- _INSTRUCTIONS FOR THE TASK_: Match on the string "title" in the entries below and return every matching line.

- _Element data from apps and pages_:
==*==

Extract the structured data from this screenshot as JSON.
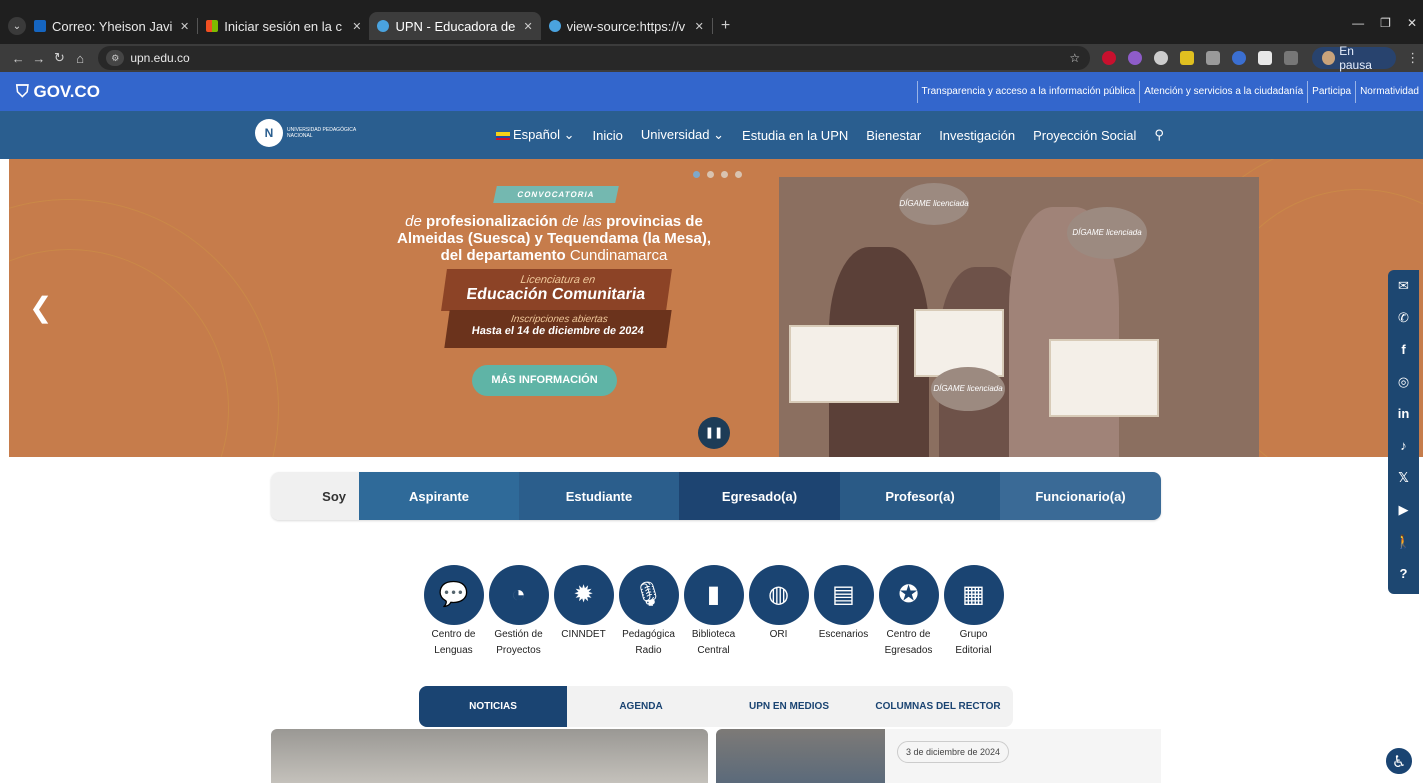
{
  "browser": {
    "tabs": [
      {
        "title": "Correo: Yheison Javie",
        "color": "#1565c0"
      },
      {
        "title": "Iniciar sesión en la c",
        "color": "#f25022"
      },
      {
        "title": "UPN - Educadora de",
        "color": "#4aa3df"
      },
      {
        "title": "view-source:https://v",
        "color": "#4aa3df"
      }
    ],
    "url": "upn.edu.co",
    "profile_label": "En pausa"
  },
  "gov": {
    "logo": "GOV.CO",
    "links": [
      "Transparencia y acceso a la información pública",
      "Atención y servicios a la ciudadanía",
      "Participa",
      "Normatividad"
    ]
  },
  "nav": {
    "logo_text": "UNIVERSIDAD PEDAGÓGICA NACIONAL",
    "items": [
      "Español",
      "Inicio",
      "Universidad",
      "Estudia en la UPN",
      "Bienestar",
      "Investigación",
      "Proyección Social"
    ]
  },
  "hero": {
    "badge": "CONVOCATORIA",
    "heading_line1_light": "de",
    "heading_line1_bold": "profesionalización",
    "heading_line1_light2": "de las",
    "heading_line1_bold2": "provincias de",
    "heading_line2": "Almeidas (Suesca) y Tequendama (la Mesa),",
    "heading_line3_bold": "del departamento",
    "heading_line3_light": "Cundinamarca",
    "program_sub": "Licenciatura en",
    "program_main": "Educación Comunitaria",
    "ins_sub": "Inscripciones abiertas",
    "ins_main": "Hasta el 14 de diciembre de 2024",
    "cta": "MÁS INFORMACIÓN",
    "sign_text": "DÍGAME licenciada"
  },
  "profiles": {
    "label": "Soy",
    "items": [
      {
        "label": "Aspirante",
        "color": "#2f6a99"
      },
      {
        "label": "Estudiante",
        "color": "#2b5e8c"
      },
      {
        "label": "Egresado(a)",
        "color": "#1d4471"
      },
      {
        "label": "Profesor(a)",
        "color": "#2a5a86"
      },
      {
        "label": "Funcionario(a)",
        "color": "#3a6a96"
      }
    ]
  },
  "quick_access": [
    {
      "l1": "Centro de",
      "l2": "Lenguas",
      "icon": "chat-icon",
      "glyph": "💬"
    },
    {
      "l1": "Gestión de",
      "l2": "Proyectos",
      "icon": "pie-icon",
      "glyph": "◔"
    },
    {
      "l1": "CINNDET",
      "l2": "",
      "icon": "network-icon",
      "glyph": "✹"
    },
    {
      "l1": "Pedagógica",
      "l2": "Radio",
      "icon": "microphone-icon",
      "glyph": "🎙"
    },
    {
      "l1": "Biblioteca",
      "l2": "Central",
      "icon": "book-icon",
      "glyph": "▮"
    },
    {
      "l1": "ORI",
      "l2": "",
      "icon": "globe-icon",
      "glyph": "◍"
    },
    {
      "l1": "Escenarios",
      "l2": "",
      "icon": "document-icon",
      "glyph": "▤"
    },
    {
      "l1": "Centro de",
      "l2": "Egresados",
      "icon": "award-icon",
      "glyph": "✪"
    },
    {
      "l1": "Grupo",
      "l2": "Editorial",
      "icon": "newspaper-icon",
      "glyph": "▦"
    }
  ],
  "news_tabs": [
    "NOTICIAS",
    "AGENDA",
    "UPN EN MEDIOS",
    "COLUMNAS DEL RECTOR"
  ],
  "news": {
    "date": "3 de diciembre de 2024"
  },
  "social": [
    {
      "icon": "mail-icon",
      "glyph": "✉"
    },
    {
      "icon": "whatsapp-icon",
      "glyph": "✆"
    },
    {
      "icon": "facebook-icon",
      "glyph": "f"
    },
    {
      "icon": "instagram-icon",
      "glyph": "◎"
    },
    {
      "icon": "linkedin-icon",
      "glyph": "in"
    },
    {
      "icon": "tiktok-icon",
      "glyph": "♪"
    },
    {
      "icon": "x-icon",
      "glyph": "𝕏"
    },
    {
      "icon": "youtube-icon",
      "glyph": "▶"
    },
    {
      "icon": "accessibility-person-icon",
      "glyph": "🚶"
    },
    {
      "icon": "help-icon",
      "glyph": "?"
    }
  ]
}
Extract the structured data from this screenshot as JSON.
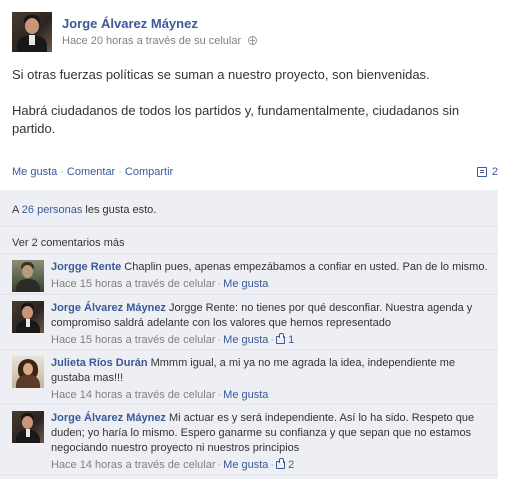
{
  "post": {
    "author": "Jorge Álvarez Máynez",
    "meta": "Hace 20 horas a través de su celular",
    "paragraphs": [
      "Si otras fuerzas políticas se suman a nuestro proyecto, son bienvenidas.",
      "Habrá ciudadanos de todos los partidos y, fundamentalmente, ciudadanos sin partido."
    ]
  },
  "actions": {
    "like": "Me gusta",
    "comment": "Comentar",
    "share": "Compartir",
    "separator": "·",
    "comment_count": "2"
  },
  "likes_summary": {
    "prefix": "A",
    "link": "26 personas",
    "suffix": "les gusta esto."
  },
  "view_more_comments": "Ver 2 comentarios más",
  "comments": [
    {
      "author": "Jorgge Rente",
      "text": "Chaplin pues, apenas empezábamos a confiar en usted. Pan de lo mismo.",
      "meta": "Hace 15 horas a través de celular",
      "like": "Me gusta",
      "likes": ""
    },
    {
      "author": "Jorge Álvarez Máynez",
      "text": "Jorgge Rente: no tienes por qué desconfiar. Nuestra agenda y compromiso saldrá adelante con los valores que hemos representado",
      "meta": "Hace 15 horas a través de celular",
      "like": "Me gusta",
      "likes": "1"
    },
    {
      "author": "Julieta Ríos Durán",
      "text": "Mmmm igual, a mi ya no me agrada la idea, independiente me gustaba mas!!!",
      "meta": "Hace 14 horas a través de celular",
      "like": "Me gusta",
      "likes": ""
    },
    {
      "author": "Jorge Álvarez Máynez",
      "text": "Mi actuar es y será independiente. Así lo ha sido. Respeto que duden; yo haría lo mismo. Espero ganarme su confianza y que sepan que no estamos negociando nuestro proyecto ni nuestros principios",
      "meta": "Hace 14 horas a través de celular",
      "like": "Me gusta",
      "likes": "2"
    }
  ],
  "colors": {
    "link": "#3b5998",
    "feedback_bg": "#edeff4",
    "meta_gray": "#808080"
  },
  "icons": [
    "globe-icon",
    "comment-count-icon",
    "thumb-icon"
  ]
}
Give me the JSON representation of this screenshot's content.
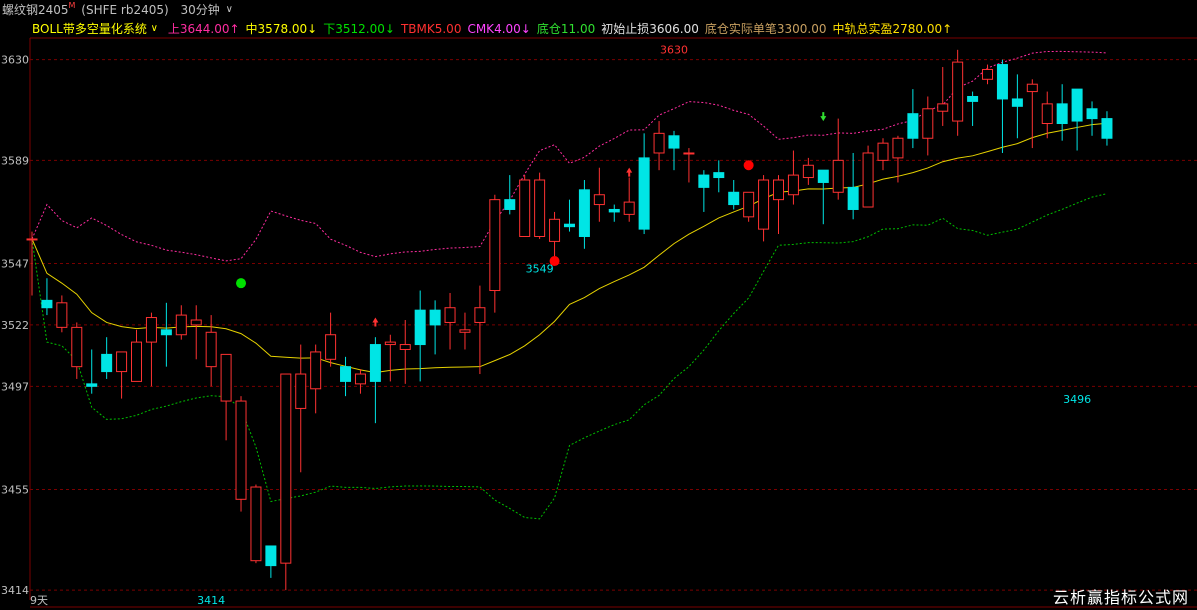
{
  "header": {
    "instrument": "螺纹钢2405",
    "instrument_suffix": "M",
    "code": "(SHFE rb2405)",
    "period": "30分钟",
    "period_arrow": "∨"
  },
  "indicator": {
    "name": "BOLL带多空量化系统",
    "name_arrow": "∨",
    "items": [
      {
        "label": "上",
        "value": "3644.00↑",
        "color": "#ff2da0"
      },
      {
        "label": "中",
        "value": "3578.00↓",
        "color": "#ffff00"
      },
      {
        "label": "下",
        "value": "3512.00↓",
        "color": "#00e000"
      },
      {
        "label": "TBMK",
        "value": "5.00",
        "color": "#ff3030"
      },
      {
        "label": "CMK",
        "value": "4.00↓",
        "color": "#ff44ff"
      },
      {
        "label": "底仓",
        "value": "11.00",
        "color": "#30e030"
      },
      {
        "label": "初始止损",
        "value": "3606.00",
        "color": "#e0e0e0"
      },
      {
        "label": "底仓实际单笔",
        "value": "3300.00",
        "color": "#c8a060"
      },
      {
        "label": "中轨总实盈",
        "value": "2780.00↑",
        "color": "#ffe000"
      }
    ]
  },
  "footer": {
    "days": "9天",
    "watermark": "云析赢指标公式网"
  },
  "colors": {
    "up": "#ff3232",
    "down": "#00e5e5",
    "upper_band": "#ff2da0",
    "mid_band": "#e6d200",
    "lower_band": "#00c000",
    "grid": "#7a0000",
    "axis_text": "#c0c0c0"
  },
  "chart_data": {
    "type": "candlestick",
    "ylim": [
      3410,
      3638
    ],
    "yticks": [
      3414,
      3455,
      3497,
      3522,
      3547,
      3589,
      3630
    ],
    "annotations": [
      {
        "text": "3630",
        "x": 43,
        "price": 3630,
        "color": "#ff3232"
      },
      {
        "text": "3549",
        "x": 34,
        "price": 3549,
        "color": "#00e5e5"
      },
      {
        "text": "3414",
        "x": 12,
        "price": 3414,
        "color": "#00e5e5"
      },
      {
        "text": "3496",
        "x": 70,
        "price": 3496,
        "color": "#00e5e5"
      }
    ],
    "signals": [
      {
        "type": "dot",
        "color": "#00e000",
        "x": 14,
        "price": 3539
      },
      {
        "type": "dot",
        "color": "#ff0000",
        "x": 35,
        "price": 3548
      },
      {
        "type": "dot",
        "color": "#ff0000",
        "x": 48,
        "price": 3587
      },
      {
        "type": "arrow-up",
        "color": "#ff3232",
        "x": 23,
        "price": 3523
      },
      {
        "type": "arrow-up",
        "color": "#ff3232",
        "x": 40,
        "price": 3584
      },
      {
        "type": "arrow-down",
        "color": "#30e030",
        "x": 53,
        "price": 3607
      }
    ],
    "candles": [
      [
        3557,
        3557,
        3560,
        3534
      ],
      [
        3532,
        3529,
        3541,
        3526
      ],
      [
        3521,
        3531,
        3534,
        3519
      ],
      [
        3505,
        3521,
        3523,
        3500
      ],
      [
        3498,
        3497,
        3512,
        3494
      ],
      [
        3510,
        3503,
        3517,
        3500
      ],
      [
        3503,
        3511,
        3511,
        3492
      ],
      [
        3499,
        3515,
        3520,
        3499
      ],
      [
        3515,
        3525,
        3527,
        3497
      ],
      [
        3520,
        3518,
        3531,
        3505
      ],
      [
        3518,
        3526,
        3530,
        3516
      ],
      [
        3522,
        3524,
        3530,
        3508
      ],
      [
        3505,
        3519,
        3526,
        3497
      ],
      [
        3491,
        3510,
        3510,
        3475
      ],
      [
        3451,
        3491,
        3493,
        3446
      ],
      [
        3426,
        3456,
        3457,
        3425
      ],
      [
        3432,
        3424,
        3427,
        3419
      ],
      [
        3425,
        3502,
        3502,
        3414
      ],
      [
        3488,
        3502,
        3514,
        3462
      ],
      [
        3496,
        3511,
        3514,
        3486
      ],
      [
        3508,
        3518,
        3527,
        3505
      ],
      [
        3505,
        3499,
        3509,
        3493
      ],
      [
        3498,
        3502,
        3504,
        3494
      ],
      [
        3514,
        3499,
        3517,
        3482
      ],
      [
        3514,
        3515,
        3518,
        3499
      ],
      [
        3512,
        3514,
        3524,
        3498
      ],
      [
        3528,
        3514,
        3536,
        3499
      ],
      [
        3528,
        3522,
        3532,
        3510
      ],
      [
        3523,
        3529,
        3535,
        3512
      ],
      [
        3519,
        3520,
        3527,
        3512
      ],
      [
        3523,
        3529,
        3538,
        3502
      ],
      [
        3536,
        3573,
        3575,
        3527
      ],
      [
        3573,
        3569,
        3583,
        3567
      ],
      [
        3558,
        3581,
        3583,
        3559
      ],
      [
        3558,
        3581,
        3584,
        3557
      ],
      [
        3556,
        3565,
        3568,
        3548
      ],
      [
        3563,
        3562,
        3573,
        3560
      ],
      [
        3577,
        3558,
        3581,
        3553
      ],
      [
        3571,
        3575,
        3586,
        3564
      ],
      [
        3569,
        3568,
        3571,
        3564
      ],
      [
        3567,
        3572,
        3582,
        3564
      ],
      [
        3590,
        3561,
        3600,
        3559
      ],
      [
        3592,
        3600,
        3605,
        3585
      ],
      [
        3599,
        3594,
        3601,
        3585
      ],
      [
        3592,
        3592,
        3594,
        3580
      ],
      [
        3583,
        3578,
        3585,
        3568
      ],
      [
        3584,
        3582,
        3589,
        3576
      ],
      [
        3576,
        3571,
        3581,
        3569
      ],
      [
        3566,
        3576,
        3576,
        3564
      ],
      [
        3561,
        3581,
        3583,
        3556
      ],
      [
        3573,
        3581,
        3583,
        3559
      ],
      [
        3575,
        3583,
        3593,
        3571
      ],
      [
        3582,
        3587,
        3590,
        3579
      ],
      [
        3585,
        3580,
        3585,
        3563
      ],
      [
        3576,
        3589,
        3606,
        3573
      ],
      [
        3578,
        3569,
        3592,
        3565
      ],
      [
        3570,
        3592,
        3595,
        3573
      ],
      [
        3589,
        3596,
        3598,
        3585
      ],
      [
        3590,
        3598,
        3599,
        3580
      ],
      [
        3608,
        3598,
        3618,
        3594
      ],
      [
        3598,
        3610,
        3615,
        3591
      ],
      [
        3609,
        3612,
        3627,
        3603
      ],
      [
        3605,
        3629,
        3634,
        3599
      ],
      [
        3615,
        3613,
        3617,
        3603
      ],
      [
        3622,
        3626,
        3628,
        3620
      ],
      [
        3628,
        3614,
        3630,
        3592
      ],
      [
        3614,
        3611,
        3624,
        3598
      ],
      [
        3617,
        3620,
        3622,
        3594
      ],
      [
        3604,
        3612,
        3617,
        3598
      ],
      [
        3612,
        3604,
        3620,
        3597
      ],
      [
        3618,
        3605,
        3616,
        3593
      ],
      [
        3610,
        3606,
        3613,
        3599
      ],
      [
        3606,
        3598,
        3609,
        3595
      ]
    ]
  }
}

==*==

- _RESPONSE BOX_:
        "title": "Correo: Yheison Javie",
        "title": "Iniciar sesión en la c",
        "title": "UPN - Educadora de",
        "title": "view-source:https://v",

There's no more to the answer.